MOSCOW — In Russia, 2010 ended with an unprecedented upsurge of ultranationalist violence. Images of rioting, fascist-minded thugs have dominated TV broadcasts.
The violence began following an ordinary conflict between two small groups of young people over a taxi. One group consisted of young people from the Northern Caucasus, the other of fans of a Moscow soccer club. One of the leaders of the Moscow fans, Yegor Sviridov, was murdered.
Rumors raced around the city the next day that the police had released all those accused of Sviridov’s murder (as it happens, the rumors were true). Spontaneous protests erupted in front of police headquarters, but the police did not intervene.
On Dec. 11, another rally was held at site of the murder, and moved into the very center of Moscow, Manezhnaya Square, just outside the Kremlin’s walls. The crowd began to chant nationalist slogans, and then proceeded to beat up passersby who did not look Slavic.
The police were slow to arrive. The beatings continued and spread to the subway, where the police were essentially powerless. The night finished with many wounded and one more killed. The next day, back on Manezhnaya Square, beside the Tomb of the Unknown Soldier, a huge swastika appeared.
These events are not without precedent. In 2002, Moscow authorities mounted huge TV-screens on Manezhnaya Square to broadcast a World Cup match between Russia and Japan. By the start of the game, tens of thousands of young fans were on the square, many of them drunk and agitated. When the final whistle sounded on a 1-0 victory for Japan, the crowd, infuriated, burst into spontaneous pogroms and beatings.
Those events were preceded by a propaganda campaign in which government-controlled newspapers, television stations and radio broadcasters took part. It was decided to exploit the forthcoming world championship for “patriotic” purposes.
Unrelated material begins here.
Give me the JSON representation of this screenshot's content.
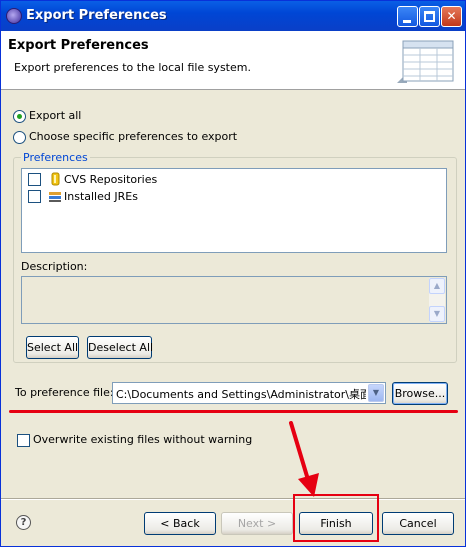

In pumping up football-induced hysteria, Russian politicians — headed by then-President Vladimir Putin — took the lead. The government had erected the TV screens outside the Kremlin in order to ensure patriotic exultation of the victory that they assumed was coming. No one was prepared for defeat.
Clearly, careless manipulation by the authorities of patriotic sentiments has proven to be a risky business in Russia. But the Kremlin still seems addicted to this means of buttressing its legitimacy among ordinary Russians.
Indeed, the vast popular protests that took place during the “Orange Revolution” in Ukraine five years ago convinced the Kremlin that they could not allow any spontaneous outburst of public emotions. Officials evidently decided that it is better to flirt with and control public passion than allow it to erupt on its own.
Back then, the Kremlin was frightened by the possibility of a “color revolution” breaking out in Russia. As a result, enormous resources — both funds and officials’ time — were invested in youth movements created by Kremlin puppeteers, with two aims: Control street political activity and prepare brigades for a future struggle — which might include ballot rigging — against political opponents. For this purpose, contingents of football fans were also used.
This sort of manipulation is now a Kremlin staple. Indeed, by coincidence, on the Sunday the young football fan was murdered in Moscow, Vladimir Surkov, the first deputy in President Dmitry Medvedev’s administration, was meeting Michael McFaul of U.S. President Barack Obama’s National Security Council. That meeting was taking place as part of a gathering, led by Surkov, of Russian youth-movement activists.
One quote from Surkov that day is particularly telling: “Make ready for the elections, train your brains and muscles. You can always rely on our support.” Those muscles were put to use outside the Kremlin walls that very day.
To understand what is at stake, it is sufficient to consider the name of the main youth movement fathered by the Kremlin: Nashi, or “Ours.” It is difficult to invent a more potentially explosive moniker, for the name proudly proclaims a division between “us” and “them” — the most ancient and most destructive of human instincts. And it is hard to rationalize so atavistic an effort being initiated by a government and supported with taxpayers’ money.
As a result, special youth brigades fostered by the Kremlin nowadays beat up activists of “not ours.” If the police detain Nashi members, a telephone call from the president’s administration follows, and the detainees are released. That is why the police fail to take tough action against rioting young thugs. Only when the Kremlin was seized by panic at the level of the disturbances that Nashi had initiated, did it demand that the police take control of events.
It is not clear yet whether the nationalist youth rebellion has been suppressed, and whether Muscovites will be able to use the subway without fear over the next week. But it is absolutely certain that the Kremlin’s unconstitutional activities — its division of citizens into “ours” and aliens, and its flirtation with hardcore xenophobes — has led to serious social and political destabilization.
In a society with weakened immunity to extremism — and with an utterly dysfunctional government — the authorities are, perhaps literally, playing with fire.
Georgy Satarov is director of Indem, a Moscow think tank.© 2011 Project Syndicate